[Component data from apps and pages]

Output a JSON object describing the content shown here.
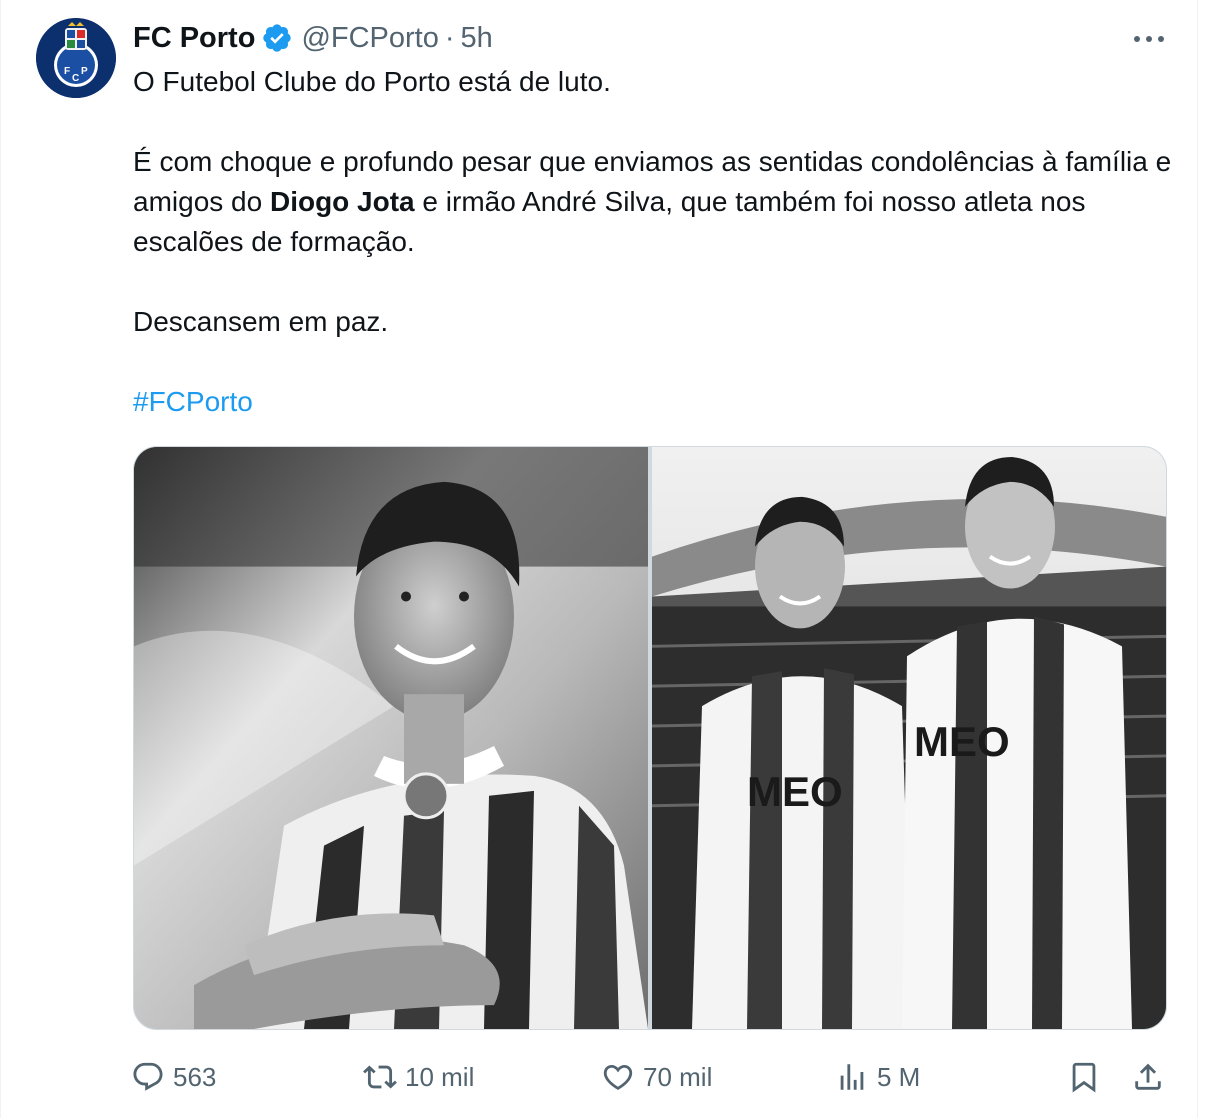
{
  "author": {
    "name": "FC Porto",
    "handle": "@FCPorto",
    "separator": "·",
    "time": "5h",
    "verified_color": "#1d9bf0",
    "avatar_icon": "fc-porto-crest-icon"
  },
  "tweet": {
    "line1": "O Futebol Clube do Porto está de luto.",
    "p2_before": "É com choque e profundo pesar que enviamos as sentidas condolências à família e amigos do ",
    "p2_bold": "Diogo Jota",
    "p2_after": " e irmão André Silva, que também foi nosso atleta nos escalões de formação.",
    "line3": "Descansem em paz.",
    "hashtag": "#FCPorto"
  },
  "media": {
    "images": [
      {
        "name": "photo-player-portrait",
        "style": "black-and-white"
      },
      {
        "name": "photo-two-players-stadium",
        "style": "black-and-white"
      }
    ]
  },
  "actions": {
    "replies": "563",
    "reposts": "10 mil",
    "likes": "70 mil",
    "views": "5 M"
  },
  "colors": {
    "text": "#0f1419",
    "muted": "#536471",
    "link": "#1d9bf0",
    "border": "#cfd9de"
  }
}
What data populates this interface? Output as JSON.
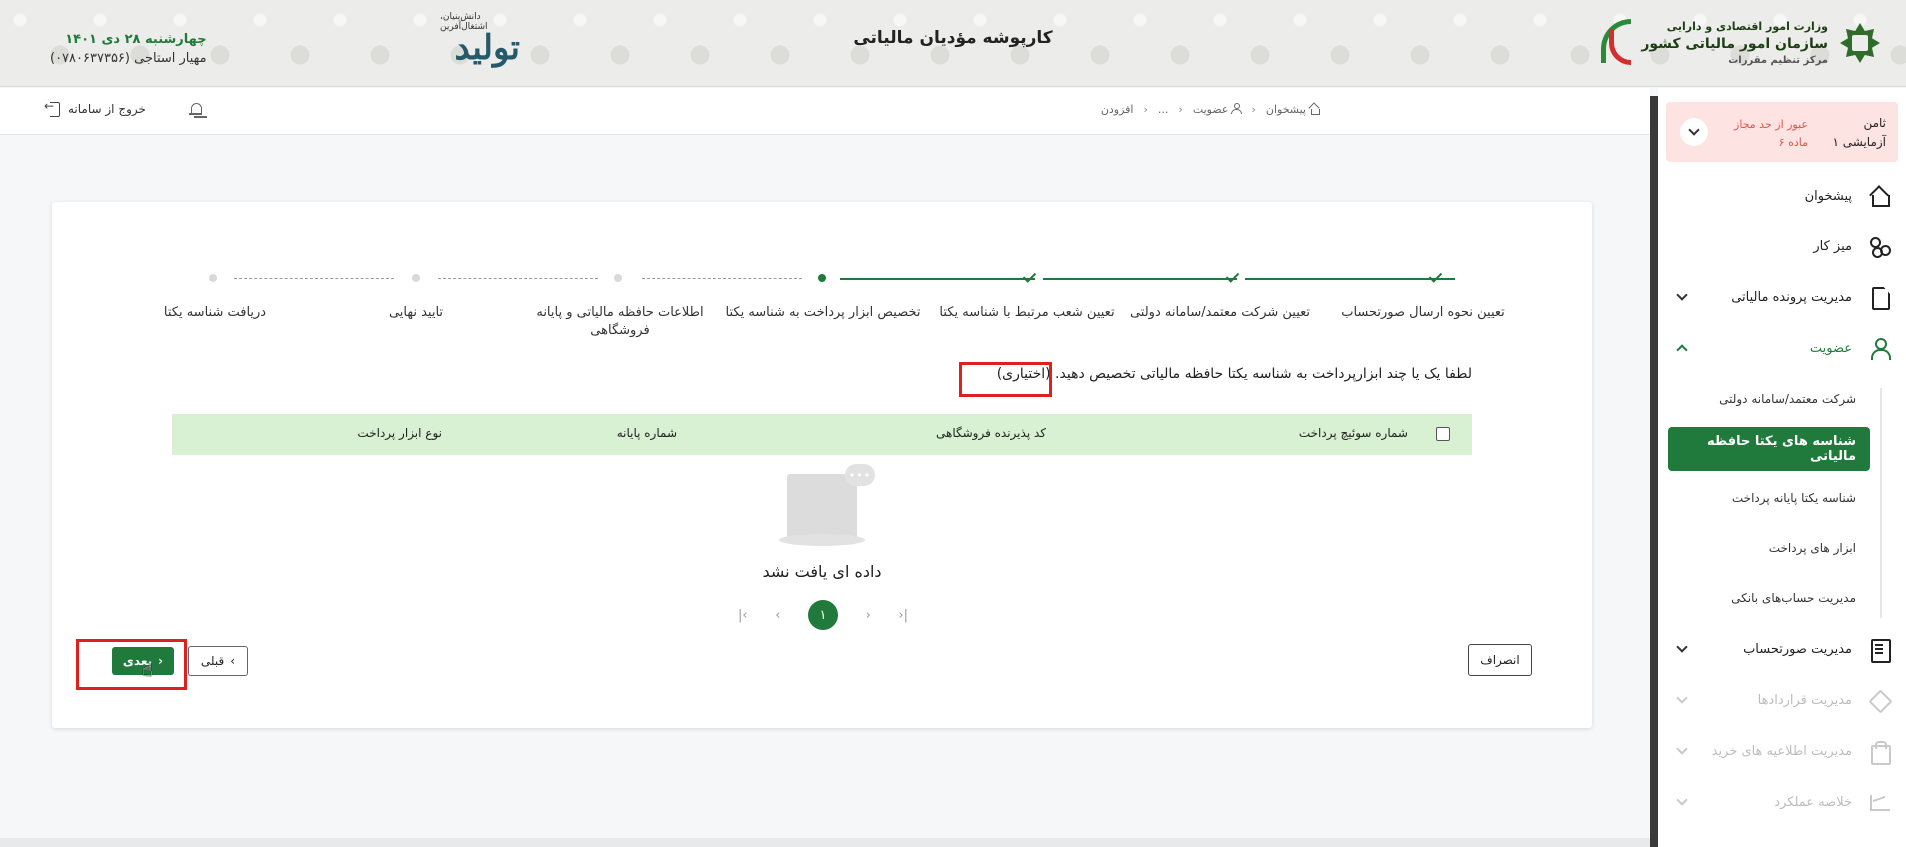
{
  "banner": {
    "title": "کارپوشه مؤدیان مالیاتی",
    "org_line1": "وزارت امور اقتصادی و دارایی",
    "org_line2": "سازمان امور مالیاتی کشور",
    "org_line3": "مرکز تنظیم مقررات",
    "tolid_big": "تولید",
    "tolid_small": "دانش‌بنیان، اشتغال‌آفرین",
    "date": "چهارشنبه ۲۸ دی ۱۴۰۱",
    "user": "مهیار استاجی (۰۷۸۰۶۳۷۳۵۶)"
  },
  "header": {
    "logout_label": "خروج از سامانه",
    "breadcrumb": [
      "پیشخوان",
      "عضویت",
      "...",
      "افزودن"
    ]
  },
  "sidebar": {
    "alert": {
      "name_line1": "ثامن",
      "name_line2": "آزمایشی ۱",
      "warn_line1": "عبور از حد مجاز",
      "warn_line2": "ماده ۶"
    },
    "items": [
      {
        "label": "پیشخوان",
        "icon": "home-icon"
      },
      {
        "label": "میز کار",
        "icon": "desk-icon"
      },
      {
        "label": "مدیریت پرونده مالیاتی",
        "icon": "file-icon"
      },
      {
        "label": "عضویت",
        "icon": "user-icon"
      },
      {
        "label": "مدیریت صورتحساب",
        "icon": "invoice-icon"
      },
      {
        "label": "مدیریت قراردادها",
        "icon": "contract-icon"
      },
      {
        "label": "مدیریت اطلاعیه های خرید",
        "icon": "bag-icon"
      },
      {
        "label": "خلاصه عملکرد",
        "icon": "chart-icon"
      }
    ],
    "sub_items": [
      {
        "label": "شرکت معتمد/سامانه دولتی"
      },
      {
        "label": "شناسه های یکتا حافظه مالیاتی"
      },
      {
        "label": "شناسه یکتا پایانه پرداخت"
      },
      {
        "label": "ابزار های پرداخت"
      },
      {
        "label": "مدیریت حساب‌های بانکی"
      }
    ]
  },
  "stepper": {
    "steps": [
      {
        "label": "تعیین نحوه ارسال صورتحساب",
        "status": "done"
      },
      {
        "label": "تعیین شرکت معتمد/سامانه دولتی",
        "status": "done"
      },
      {
        "label": "تعیین شعب مرتبط با شناسه یکتا",
        "status": "done"
      },
      {
        "label": "تخصیص ابزار پرداخت به شناسه یکتا",
        "status": "current"
      },
      {
        "label": "اطلاعات حافظه مالیاتی و پایانه فروشگاهی",
        "status": "pending"
      },
      {
        "label": "تایید نهایی",
        "status": "pending"
      },
      {
        "label": "دریافت شناسه یکتا",
        "status": "pending"
      }
    ]
  },
  "main": {
    "instruction": "لطفا یک یا چند ابزارپرداخت به شناسه یکتا حافظه مالیاتی تخصیص دهید. (اختیاری)",
    "columns": [
      "شماره سوئیچ پرداخت",
      "کد پذیرنده فروشگاهی",
      "شماره پایانه",
      "نوع ابزار پرداخت"
    ],
    "empty_text": "داده ای یافت نشد",
    "page": "۱",
    "cancel_label": "انصراف",
    "prev_label": "قبلی",
    "next_label": "بعدی"
  },
  "colors": {
    "primary": "#1f7a3b",
    "highlight": "#e0201f",
    "table_header": "#d9f1d3",
    "alert_bg": "#fde3e1"
  }
}
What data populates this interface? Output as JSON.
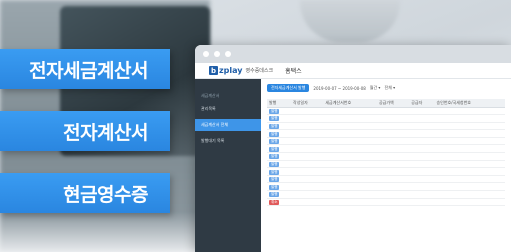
{
  "banners": [
    {
      "label": "전자세금계산서"
    },
    {
      "label": "전자계산서"
    },
    {
      "label": "현금영수증"
    }
  ],
  "app": {
    "logo_mark": "b",
    "logo_text": "zplay",
    "logo_sub": "영수증데스크",
    "menu_home": "홈택스",
    "toolbar_button": "전자세금계산서 발행",
    "toolbar_range": "2019-00-07 ~ 2019-00-08",
    "toolbar_filter1": "월간 ▾",
    "toolbar_filter2": "전체 ▾"
  },
  "sidebar": {
    "section": "세금계산서",
    "items": [
      {
        "label": "관리목록",
        "active": false
      },
      {
        "label": "세금계산서 전체",
        "active": true
      },
      {
        "label": "발행대기 목록",
        "active": false
      }
    ]
  },
  "table": {
    "columns": [
      "발행",
      "작성일자",
      "세금계산서번호",
      "공급가액",
      "공급자",
      "승인번호/국세청번호"
    ],
    "rows": [
      {
        "tag": "발행",
        "red": false
      },
      {
        "tag": "발행",
        "red": false
      },
      {
        "tag": "발행",
        "red": false
      },
      {
        "tag": "발행",
        "red": false
      },
      {
        "tag": "발행",
        "red": false
      },
      {
        "tag": "발행",
        "red": false
      },
      {
        "tag": "발행",
        "red": false
      },
      {
        "tag": "발행",
        "red": false
      },
      {
        "tag": "발행",
        "red": false
      },
      {
        "tag": "발행",
        "red": false
      },
      {
        "tag": "발행",
        "red": false
      },
      {
        "tag": "발행",
        "red": false
      },
      {
        "tag": "취소",
        "red": true
      }
    ]
  }
}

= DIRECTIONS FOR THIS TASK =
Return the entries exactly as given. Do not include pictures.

= RESPONSE =
Output a JSON object describing the content shown here.
{
  "author": {
    "name": "FC Porto",
    "handle": "@FCPorto",
    "separator": "·",
    "time": "5h",
    "verified_color": "#1d9bf0",
    "avatar_icon": "fc-porto-crest-icon"
  },
  "tweet": {
    "line1": "O Futebol Clube do Porto está de luto.",
    "p2_before": "É com choque e profundo pesar que enviamos as sentidas condolências à família e amigos do ",
    "p2_bold": "Diogo Jota",
    "p2_after": " e irmão André Silva, que também foi nosso atleta nos escalões de formação.",
    "line3": "Descansem em paz.",
    "hashtag": "#FCPorto"
  },
  "media": {
    "images": [
      {
        "name": "photo-player-portrait",
        "style": "black-and-white"
      },
      {
        "name": "photo-two-players-stadium",
        "style": "black-and-white"
      }
    ]
  },
  "actions": {
    "replies": "563",
    "reposts": "10 mil",
    "likes": "70 mil",
    "views": "5 M"
  },
  "colors": {
    "text": "#0f1419",
    "muted": "#536471",
    "link": "#1d9bf0",
    "border": "#cfd9de"
  }
}
What data populates this interface? Output as JSON.
{
  "banner": {
    "title": "کارپوشه مؤدیان مالیاتی",
    "org_line1": "وزارت امور اقتصادی و دارایی",
    "org_line2": "سازمان امور مالیاتی کشور",
    "org_line3": "مرکز تنظیم مقررات",
    "tolid_big": "تولید",
    "tolid_small": "دانش‌بنیان، اشتغال‌آفرین",
    "date": "چهارشنبه ۲۸ دی ۱۴۰۱",
    "user": "مهیار استاجی (۰۷۸۰۶۳۷۳۵۶)"
  },
  "header": {
    "logout_label": "خروج از سامانه",
    "breadcrumb": [
      "پیشخوان",
      "عضویت",
      "...",
      "افزودن"
    ]
  },
  "sidebar": {
    "alert": {
      "name_line1": "ثامن",
      "name_line2": "آزمایشی ۱",
      "warn_line1": "عبور از حد مجاز",
      "warn_line2": "ماده ۶"
    },
    "items": [
      {
        "label": "پیشخوان",
        "icon": "home-icon"
      },
      {
        "label": "میز کار",
        "icon": "desk-icon"
      },
      {
        "label": "مدیریت پرونده مالیاتی",
        "icon": "file-icon"
      },
      {
        "label": "عضویت",
        "icon": "user-icon"
      },
      {
        "label": "مدیریت صورتحساب",
        "icon": "invoice-icon"
      },
      {
        "label": "مدیریت قراردادها",
        "icon": "contract-icon"
      },
      {
        "label": "مدیریت اطلاعیه های خرید",
        "icon": "bag-icon"
      },
      {
        "label": "خلاصه عملکرد",
        "icon": "chart-icon"
      }
    ],
    "sub_items": [
      {
        "label": "شرکت معتمد/سامانه دولتی"
      },
      {
        "label": "شناسه های یکتا حافظه مالیاتی"
      },
      {
        "label": "شناسه یکتا پایانه پرداخت"
      },
      {
        "label": "ابزار های پرداخت"
      },
      {
        "label": "مدیریت حساب‌های بانکی"
      }
    ]
  },
  "stepper": {
    "steps": [
      {
        "label": "تعیین نحوه ارسال صورتحساب",
        "status": "done"
      },
      {
        "label": "تعیین شرکت معتمد/سامانه دولتی",
        "status": "done"
      },
      {
        "label": "تعیین شعب مرتبط با شناسه یکتا",
        "status": "done"
      },
      {
        "label": "تخصیص ابزار پرداخت به شناسه یکتا",
        "status": "current"
      },
      {
        "label": "اطلاعات حافظه مالیاتی و پایانه فروشگاهی",
        "status": "pending"
      },
      {
        "label": "تایید نهایی",
        "status": "pending"
      },
      {
        "label": "دریافت شناسه یکتا",
        "status": "pending"
      }
    ]
  },
  "main": {
    "instruction": "لطفا یک یا چند ابزارپرداخت به شناسه یکتا حافظه مالیاتی تخصیص دهید. (اختیاری)",
    "columns": [
      "شماره سوئیچ پرداخت",
      "کد پذیرنده فروشگاهی",
      "شماره پایانه",
      "نوع ابزار پرداخت"
    ],
    "empty_text": "داده ای یافت نشد",
    "page": "۱",
    "cancel_label": "انصراف",
    "prev_label": "قبلی",
    "next_label": "بعدی"
  },
  "colors": {
    "primary": "#1f7a3b",
    "highlight": "#e0201f",
    "table_header": "#d9f1d3",
    "alert_bg": "#fde3e1"
  }
}
What data populates this interface? Output as JSON.
{
  "banners": [
    {
      "label": "전자세금계산서"
    },
    {
      "label": "전자계산서"
    },
    {
      "label": "현금영수증"
    }
  ],
  "app": {
    "logo_mark": "b",
    "logo_text": "zplay",
    "logo_sub": "영수증데스크",
    "menu_home": "홈택스",
    "toolbar_button": "전자세금계산서 발행",
    "toolbar_range": "2019-00-07 ~ 2019-00-08",
    "toolbar_filter1": "월간 ▾",
    "toolbar_filter2": "전체 ▾"
  },
  "sidebar": {
    "section": "세금계산서",
    "items": [
      {
        "label": "관리목록",
        "active": false
      },
      {
        "label": "세금계산서 전체",
        "active": true
      },
      {
        "label": "발행대기 목록",
        "active": false
      }
    ]
  },
  "table": {
    "columns": [
      "발행",
      "작성일자",
      "세금계산서번호",
      "공급가액",
      "공급자",
      "승인번호/국세청번호"
    ],
    "rows": [
      {
        "tag": "발행",
        "red": false
      },
      {
        "tag": "발행",
        "red": false
      },
      {
        "tag": "발행",
        "red": false
      },
      {
        "tag": "발행",
        "red": false
      },
      {
        "tag": "발행",
        "red": false
      },
      {
        "tag": "발행",
        "red": false
      },
      {
        "tag": "발행",
        "red": false
      },
      {
        "tag": "발행",
        "red": false
      },
      {
        "tag": "발행",
        "red": false
      },
      {
        "tag": "발행",
        "red": false
      },
      {
        "tag": "발행",
        "red": false
      },
      {
        "tag": "발행",
        "red": false
      },
      {
        "tag": "취소",
        "red": true
      }
    ]
  }
}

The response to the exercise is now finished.